Dollars and sense at Hillpoint

Published 10:49 pm Tuesday, May 27, 2014

Kadience Jones, Donna Pierre, Haylee Bergerlo and Chandira James join in a craft activity during Hillpoint Elementary School’s Economics Fair Tuesday.

Kadience Jones, Donna Pierre, Haylee Bergerlo and Chandira James join in a craft activity during Hillpoint Elementary School’s Economics Fair Tuesday.

An event at Hillpoint Elementary School on Tuesday helped prepare students for the world of earning, saving and spending.

During class, second-graders have been earning “tickets” for exemplary behavior and conscientiousness.

“Today, they take their tickets, and they can purchase goods and services,” teacher Chloricia Meyers said, explaining the Economics Fair.

Newsletter

Email newsletter signup

To stretch a simile, the second-grade hall was like the Agora marketplace of ancient Greece: Student merchants — after being student producers earlier — sold a variety of wares.

Mrs. Breland’s class had put together some “peanut-friendly trail mix,” and Ms. Wooding’s students made lemonade.

In Mrs. Cameron’s class, they had strung bracelets. Mrs. Riley led her students in producing “pencil snakes.” Ms. Wood’s students offered face painting at the fair, and Meyers’ little capitalists made foam art.

“Stalls” lined the hall and also outside the building. One classroom was given over to dancing — it was pay-to-play there, as well — and two were set up as quiet rooms, where those out of dough could read for a few minutes and replenish their rolls.

“We have also learned about citizenship and responsibility,” Meyers said. “When they earn tickets, they have to be responsible. We also talked about self-discipline and self-reliance. It ties in with our SOLs (Standards of Learning).”

Students also broached the subject of scarcity, according to teacher Sarah Wood, Hillpoint’s second-grade chair.

For instance, when there is no more trail mix to go around, they have to come to terms with the fact that it’s a scarce resource, and perhaps wait for some more to be produced.

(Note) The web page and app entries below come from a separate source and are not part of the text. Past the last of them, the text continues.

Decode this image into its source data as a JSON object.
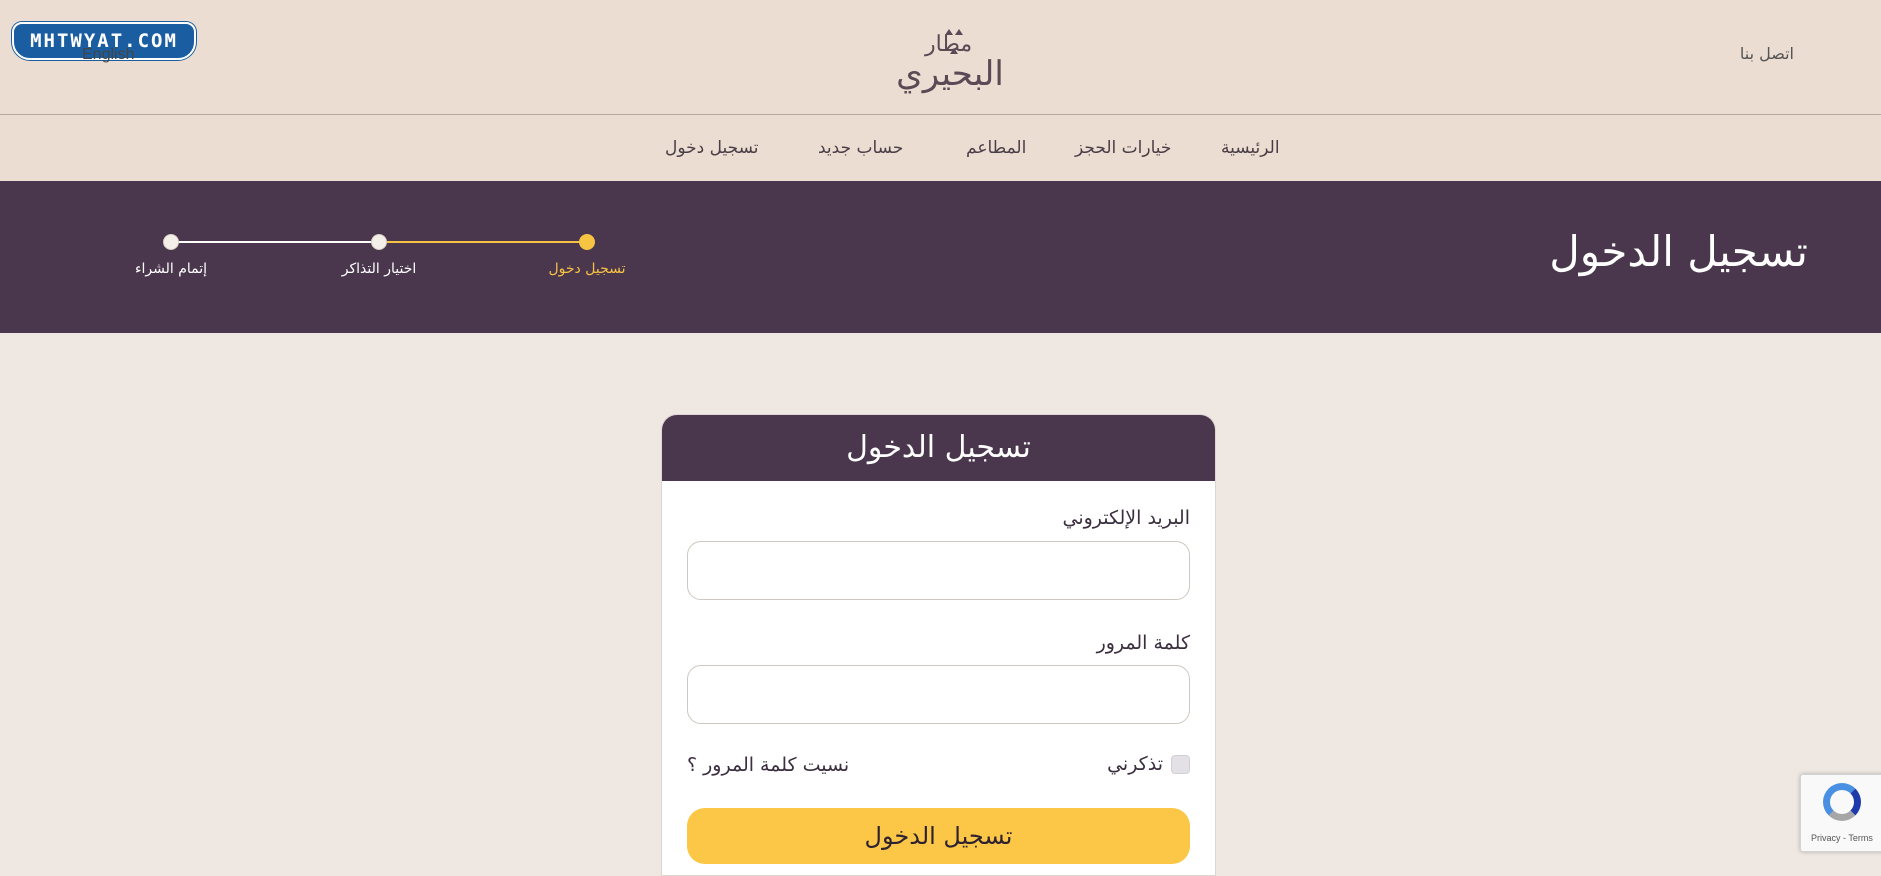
{
  "watermark": {
    "text": "MHTWYAT.COM"
  },
  "header": {
    "language_link": "English",
    "contact_link": "اتصل بنا",
    "logo_small": "مطار",
    "logo_big": "البحيري"
  },
  "nav": {
    "items": [
      {
        "label": "الرئيسية"
      },
      {
        "label": "خيارات الحجز"
      },
      {
        "label": "المطاعم"
      },
      {
        "label": "حساب جديد"
      },
      {
        "label": "تسجيل دخول"
      }
    ]
  },
  "banner": {
    "title": "تسجيل الدخول",
    "steps": [
      {
        "label": "تسجيل دخول",
        "state": "active"
      },
      {
        "label": "اختيار التذاكر",
        "state": "pending"
      },
      {
        "label": "إتمام الشراء",
        "state": "pending"
      }
    ]
  },
  "login_card": {
    "title": "تسجيل الدخول",
    "email_label": "البريد الإلكتروني",
    "email_value": "",
    "password_label": "كلمة المرور",
    "password_value": "",
    "remember_label": "تذكرني",
    "remember_checked": false,
    "forgot_link": "نسيت كلمة المرور ؟",
    "submit_label": "تسجيل الدخول"
  },
  "recaptcha": {
    "terms": "Privacy - Terms"
  },
  "colors": {
    "accent_yellow": "#fcc646",
    "banner_purple": "#4a364d",
    "header_beige": "#ebddd2",
    "page_bg": "#efe8e2"
  }
}
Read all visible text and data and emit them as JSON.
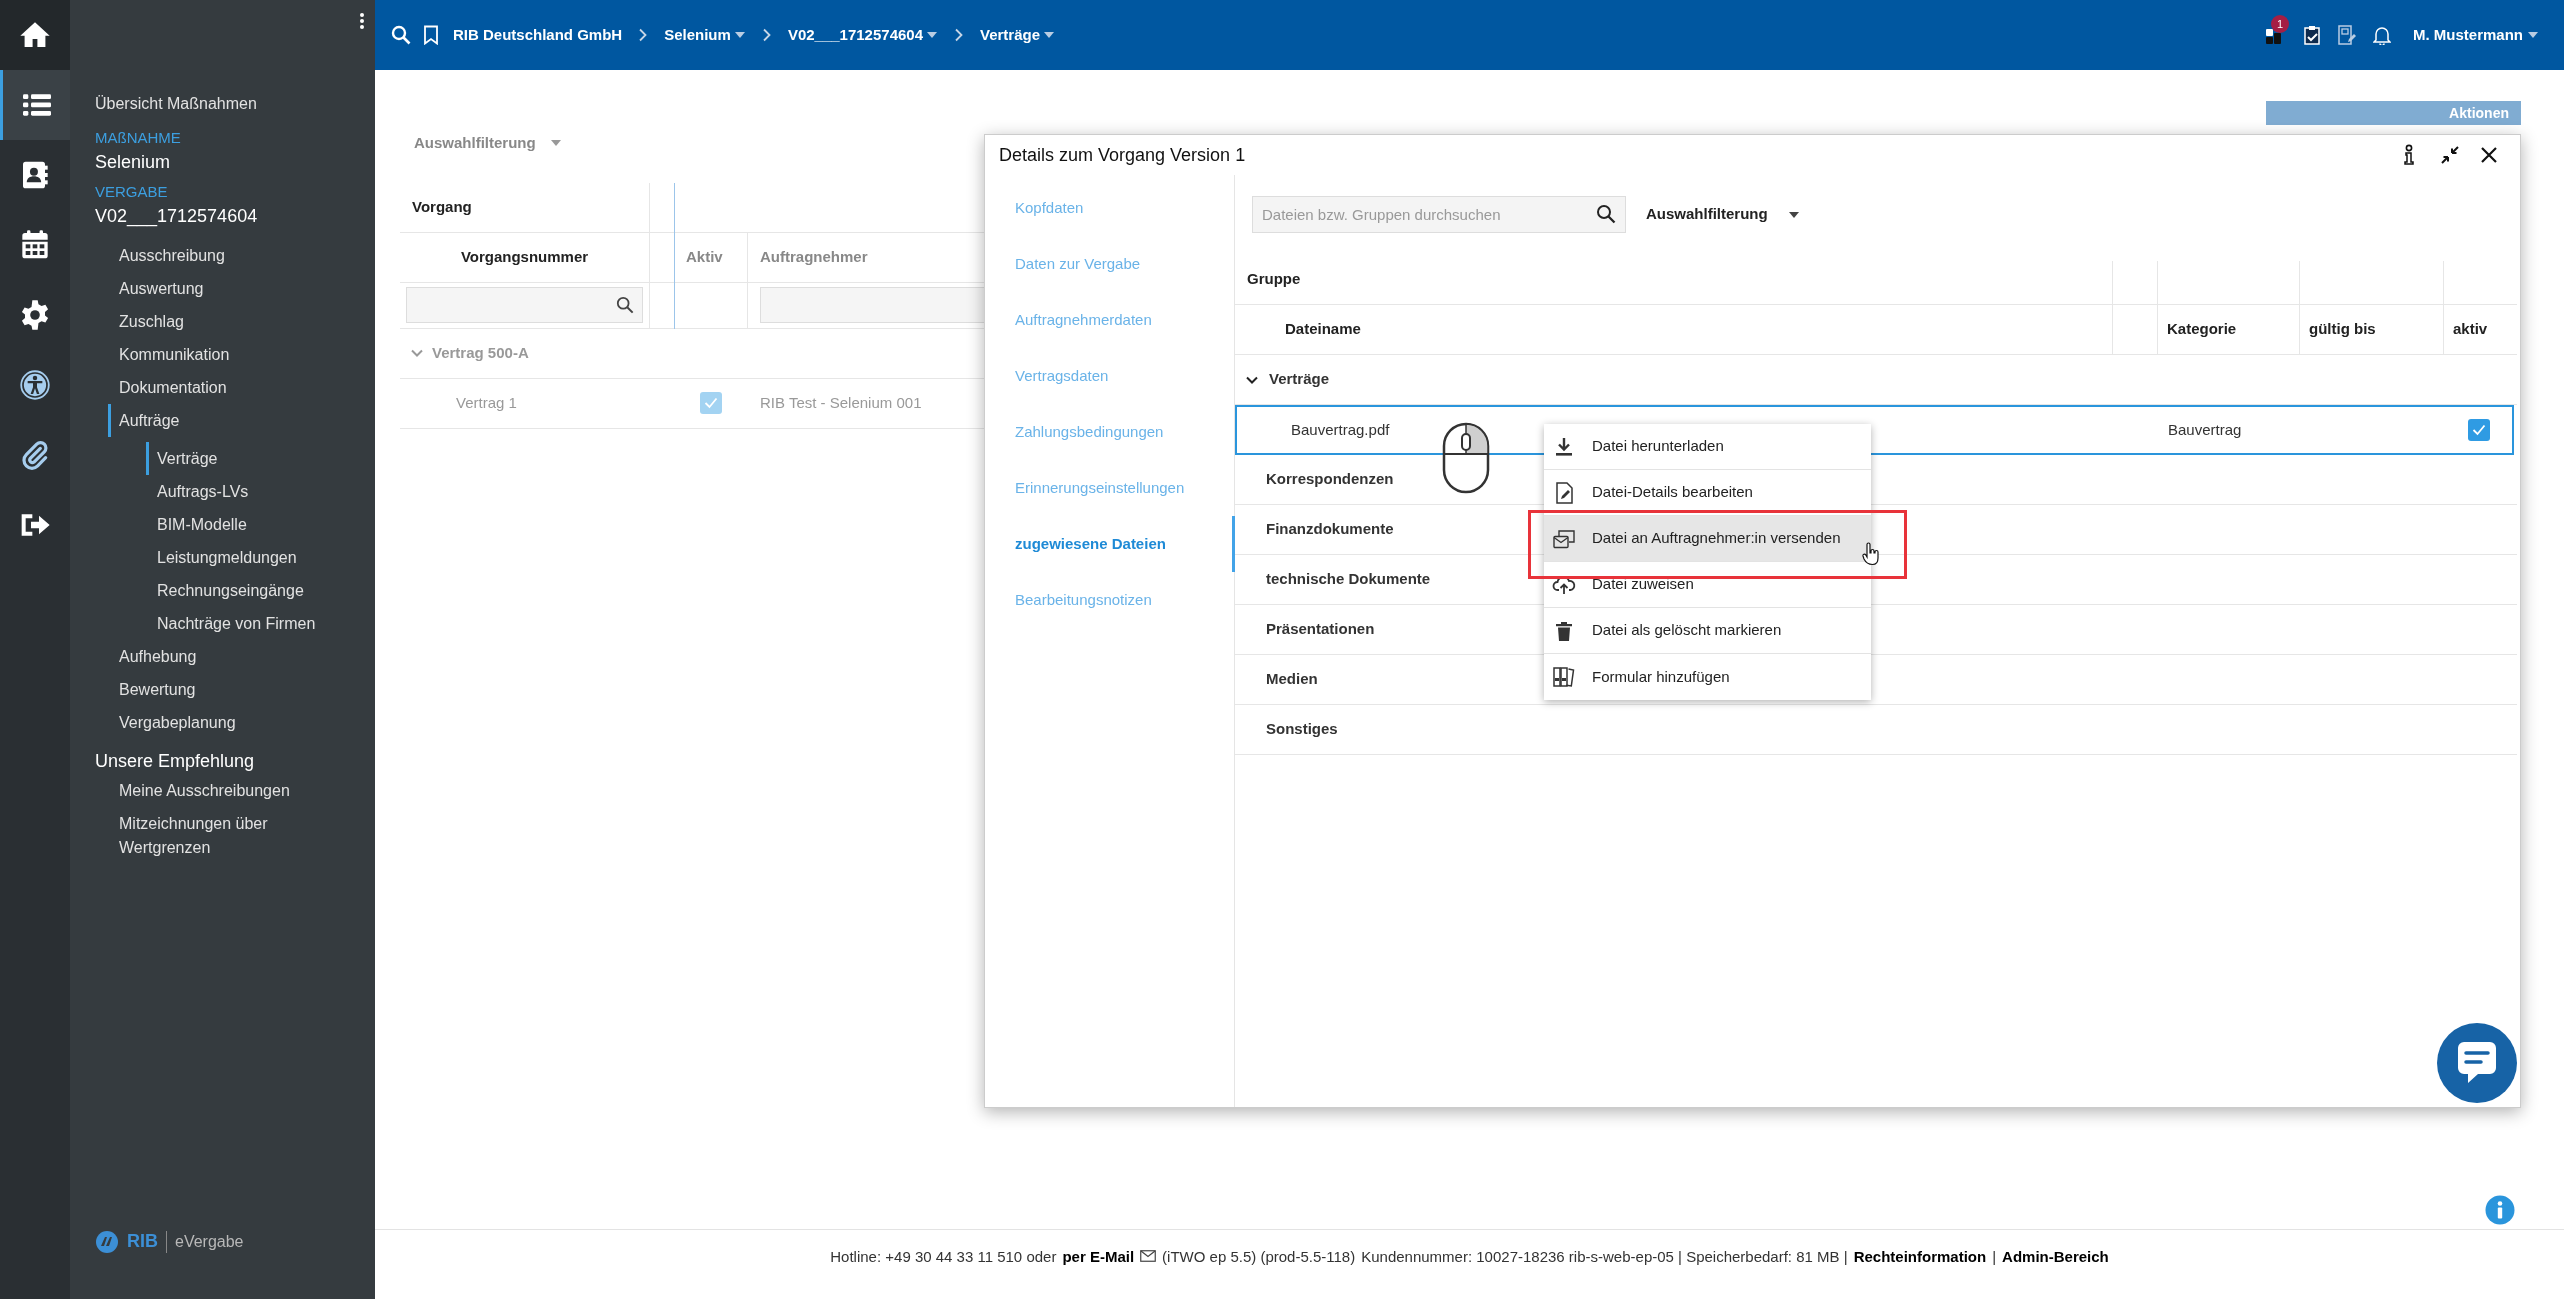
{
  "rail": [
    {
      "kind": "home",
      "selected": false
    },
    {
      "kind": "list",
      "selected": true
    },
    {
      "kind": "contacts",
      "selected": false
    },
    {
      "kind": "calendar",
      "selected": false
    },
    {
      "kind": "settings",
      "selected": false
    },
    {
      "kind": "accessibility",
      "selected": false
    },
    {
      "kind": "attachment",
      "selected": false
    },
    {
      "kind": "logout",
      "selected": false
    }
  ],
  "sidebar": {
    "overview": "Übersicht Maßnahmen",
    "context": [
      {
        "label": "MAßNAHME",
        "value": "Selenium"
      },
      {
        "label": "VERGABE",
        "value": "V02___1712574604"
      }
    ],
    "items": [
      {
        "label": "Ausschreibung",
        "selected": false
      },
      {
        "label": "Auswertung",
        "selected": false
      },
      {
        "label": "Zuschlag",
        "selected": false
      },
      {
        "label": "Kommunikation",
        "selected": false
      },
      {
        "label": "Dokumentation",
        "selected": false
      },
      {
        "label": "Aufträge",
        "selected": true,
        "children": [
          {
            "label": "Verträge",
            "selected": true
          },
          {
            "label": "Auftrags-LVs",
            "selected": false
          },
          {
            "label": "BIM-Modelle",
            "selected": false
          },
          {
            "label": "Leistungmeldungen",
            "selected": false
          },
          {
            "label": "Rechnungseingänge",
            "selected": false
          },
          {
            "label": "Nachträge von Firmen",
            "selected": false
          }
        ]
      },
      {
        "label": "Aufhebung",
        "selected": false
      },
      {
        "label": "Bewertung",
        "selected": false
      },
      {
        "label": "Vergabeplanung",
        "selected": false
      }
    ],
    "recommendation": {
      "title": "Unsere Empfehlung",
      "items": [
        "Meine Ausschreibungen",
        "Mitzeichnungen über Wertgrenzen"
      ]
    },
    "logo": {
      "brand": "RIB",
      "product": "eVergabe"
    }
  },
  "topbar": {
    "breadcrumbs": [
      {
        "label": "RIB Deutschland GmbH",
        "dropdown": false
      },
      {
        "label": "Selenium",
        "dropdown": true
      },
      {
        "label": "V02___1712574604",
        "dropdown": true
      },
      {
        "label": "Verträge",
        "dropdown": true
      }
    ],
    "tasks_badge": "1",
    "user": "M. Mustermann"
  },
  "background": {
    "filter": "Auswahlfilterung",
    "group_header": "Vorgang",
    "columns": [
      "Vorgangsnummer",
      "Aktiv",
      "Auftragnehmer"
    ],
    "group": {
      "label": "Vertrag 500-A",
      "expanded": true
    },
    "rows": [
      {
        "number": "Vertrag 1",
        "active": true,
        "contractor": "RIB Test - Selenium 001"
      }
    ],
    "actions": "Aktionen"
  },
  "dialog": {
    "title": "Details zum Vorgang Version 1",
    "nav": [
      {
        "label": "Kopfdaten",
        "selected": false
      },
      {
        "label": "Daten zur Vergabe",
        "selected": false
      },
      {
        "label": "Auftragnehmerdaten",
        "selected": false
      },
      {
        "label": "Vertragsdaten",
        "selected": false
      },
      {
        "label": "Zahlungsbedingungen",
        "selected": false
      },
      {
        "label": "Erinnerungseinstellungen",
        "selected": false
      },
      {
        "label": "zugewiesene Dateien",
        "selected": true
      },
      {
        "label": "Bearbeitungsnotizen",
        "selected": false
      }
    ],
    "search": {
      "placeholder": "Dateien bzw. Gruppen durchsuchen"
    },
    "filter": "Auswahlfilterung",
    "group_header": "Gruppe",
    "columns": [
      "Dateiname",
      "Kategorie",
      "gültig bis",
      "aktiv"
    ],
    "groups": [
      {
        "label": "Verträge",
        "expanded": true,
        "files": [
          {
            "name": "Bauvertrag.pdf",
            "category": "Bauvertrag",
            "active": true,
            "selected": true
          }
        ]
      },
      {
        "label": "Korrespondenzen",
        "expanded": false
      },
      {
        "label": "Finanzdokumente",
        "expanded": false
      },
      {
        "label": "technische Dokumente",
        "expanded": false
      },
      {
        "label": "Präsentationen",
        "expanded": false
      },
      {
        "label": "Medien",
        "expanded": false
      },
      {
        "label": "Sonstiges",
        "expanded": false
      }
    ]
  },
  "context_menu": {
    "items": [
      {
        "kind": "download",
        "label": "Datei herunterladen",
        "selected": false
      },
      {
        "kind": "edit",
        "label": "Datei-Details bearbeiten",
        "selected": false
      },
      {
        "kind": "send",
        "label": "Datei an Auftragnehmer:in versenden",
        "selected": true
      },
      {
        "kind": "assign",
        "label": "Datei zuweisen",
        "selected": false
      },
      {
        "kind": "delete",
        "label": "Datei als gelöscht markieren",
        "selected": false
      },
      {
        "kind": "form",
        "label": "Formular hinzufügen",
        "selected": false
      }
    ]
  },
  "footer": [
    {
      "kind": "text",
      "text": "Hotline: +49 30 44 33 11 510 oder"
    },
    {
      "kind": "email_link",
      "text": "per E-Mail"
    },
    {
      "kind": "text",
      "text": "(iTWO ep 5.5) (prod-5.5-118)"
    },
    {
      "kind": "text",
      "text": "Kundennummer: 10027-18236 rib-s-web-ep-05 | Speicherbedarf: 81 MB |"
    },
    {
      "kind": "link",
      "text": "Rechteinformation"
    },
    {
      "kind": "text",
      "text": "|"
    },
    {
      "kind": "link",
      "text": "Admin-Bereich"
    }
  ]
}
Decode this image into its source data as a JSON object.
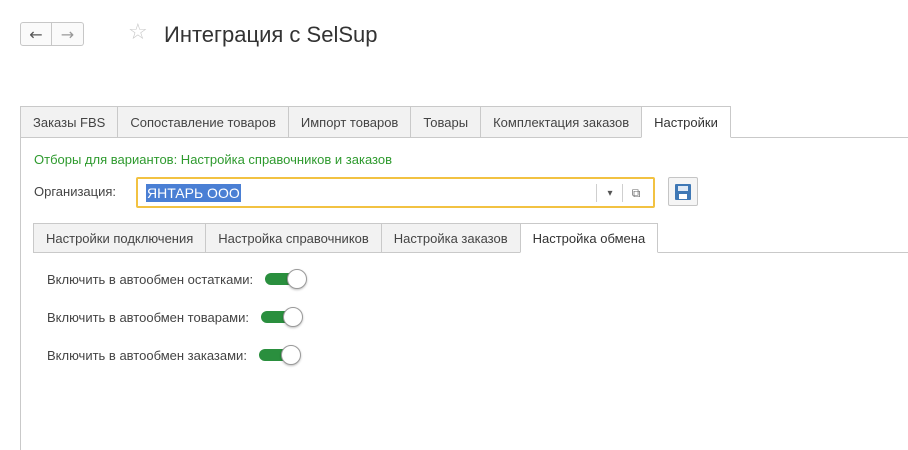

Another concept Wood cited is consumer choice. Students had only so many tickets, so they had to carefully select what to buy.

Marketing and advertising were also involved, with students promoting their wares to generate sales.

Economic principles begin being taught in kindergarten, Wood said, when students learn about needs and wants.

“Then it’s goods and services in first grade,” she said. “So we are just building on their knowledge, and adding to it.”

Some of the second-graders already knew at least a little about earning and spending. Kori Young said she helps her dad mow the lawn for pocket money, while Alexis Drayton helps her mom clean up.

“I’m saving for an iPhone 5,” Alexis said.